grayscale.png

Likes

Translate

Translate

Report

Report
Community Guidelines
Be kind and respectful, give credit to the original source of content, and search for duplicates before posting. Learn more
Reply
Loading...
Oct 13, 2020 0
Explorer ,
Oct 13, 2020

Copy link to clipboard

Copied

Thanks very much. I don't have Illustrator or InDesign. I did not know about the Output Preview tool, that is very useful and the lines do look black. The Create Inventory report shows CMYK. I don't see any options anywhere about percentages of black. I had selected Grayscale in the Convert Colors. Not sure I need to also convert to Grayscale in the Preflight Options? 

 

Thanks for your helpful answer!

Likes

Translate

Translate

Report

Report
Community Guidelines
Be kind and respectful, give credit to the original source of content, and search for duplicates before posting. Learn more
Reply
Loading...
Oct 13, 2020 0
Adobe Community Professional ,
Oct 14, 2020

Copy link to clipboard

Copied

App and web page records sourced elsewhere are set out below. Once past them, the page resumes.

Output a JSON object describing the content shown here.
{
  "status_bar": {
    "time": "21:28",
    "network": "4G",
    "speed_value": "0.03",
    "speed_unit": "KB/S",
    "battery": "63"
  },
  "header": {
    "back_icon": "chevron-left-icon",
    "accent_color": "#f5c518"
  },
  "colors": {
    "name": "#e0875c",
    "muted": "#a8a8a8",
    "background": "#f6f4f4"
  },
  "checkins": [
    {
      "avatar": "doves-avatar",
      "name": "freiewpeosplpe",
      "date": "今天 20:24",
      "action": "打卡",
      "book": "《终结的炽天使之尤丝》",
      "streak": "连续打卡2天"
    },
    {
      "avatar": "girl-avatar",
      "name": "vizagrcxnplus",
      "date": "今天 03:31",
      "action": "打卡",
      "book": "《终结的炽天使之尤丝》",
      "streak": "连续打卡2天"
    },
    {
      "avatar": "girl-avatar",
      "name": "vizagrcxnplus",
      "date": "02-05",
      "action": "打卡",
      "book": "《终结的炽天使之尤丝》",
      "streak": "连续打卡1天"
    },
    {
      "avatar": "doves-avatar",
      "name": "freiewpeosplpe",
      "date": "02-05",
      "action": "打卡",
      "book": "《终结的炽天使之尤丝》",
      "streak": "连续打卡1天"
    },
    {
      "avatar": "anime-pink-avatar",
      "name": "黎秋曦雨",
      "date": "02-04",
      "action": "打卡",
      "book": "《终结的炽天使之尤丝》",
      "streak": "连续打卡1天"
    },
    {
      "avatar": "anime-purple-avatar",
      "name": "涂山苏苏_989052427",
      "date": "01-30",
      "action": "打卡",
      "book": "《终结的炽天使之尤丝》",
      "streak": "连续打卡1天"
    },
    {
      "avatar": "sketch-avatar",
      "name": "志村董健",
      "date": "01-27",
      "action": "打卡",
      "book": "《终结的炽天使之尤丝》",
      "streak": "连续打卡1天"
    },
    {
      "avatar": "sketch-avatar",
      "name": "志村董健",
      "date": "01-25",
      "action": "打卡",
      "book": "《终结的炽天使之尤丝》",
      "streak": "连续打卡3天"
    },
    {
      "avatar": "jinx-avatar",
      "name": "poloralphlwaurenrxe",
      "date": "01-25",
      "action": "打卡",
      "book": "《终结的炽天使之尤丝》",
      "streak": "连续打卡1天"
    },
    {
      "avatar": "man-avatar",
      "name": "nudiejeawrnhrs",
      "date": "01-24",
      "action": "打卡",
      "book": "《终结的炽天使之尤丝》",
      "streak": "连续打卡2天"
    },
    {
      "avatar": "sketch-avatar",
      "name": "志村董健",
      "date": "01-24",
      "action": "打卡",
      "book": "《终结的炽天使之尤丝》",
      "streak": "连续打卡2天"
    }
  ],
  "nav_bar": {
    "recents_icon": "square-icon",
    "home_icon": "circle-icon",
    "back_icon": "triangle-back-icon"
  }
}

Using the preflight profile is just another way to do the same thing, you don't need to do it twice.

The Output preview tool will show you the color of an object when you hover over the object with your mouse.

Likes

Translate

Translate

Report

Report
Community Guidelines
Be kind and respectful, give credit to the original source of content, and search for duplicates before posting. Learn more
Reply
Loading...
Oct 14, 2020 0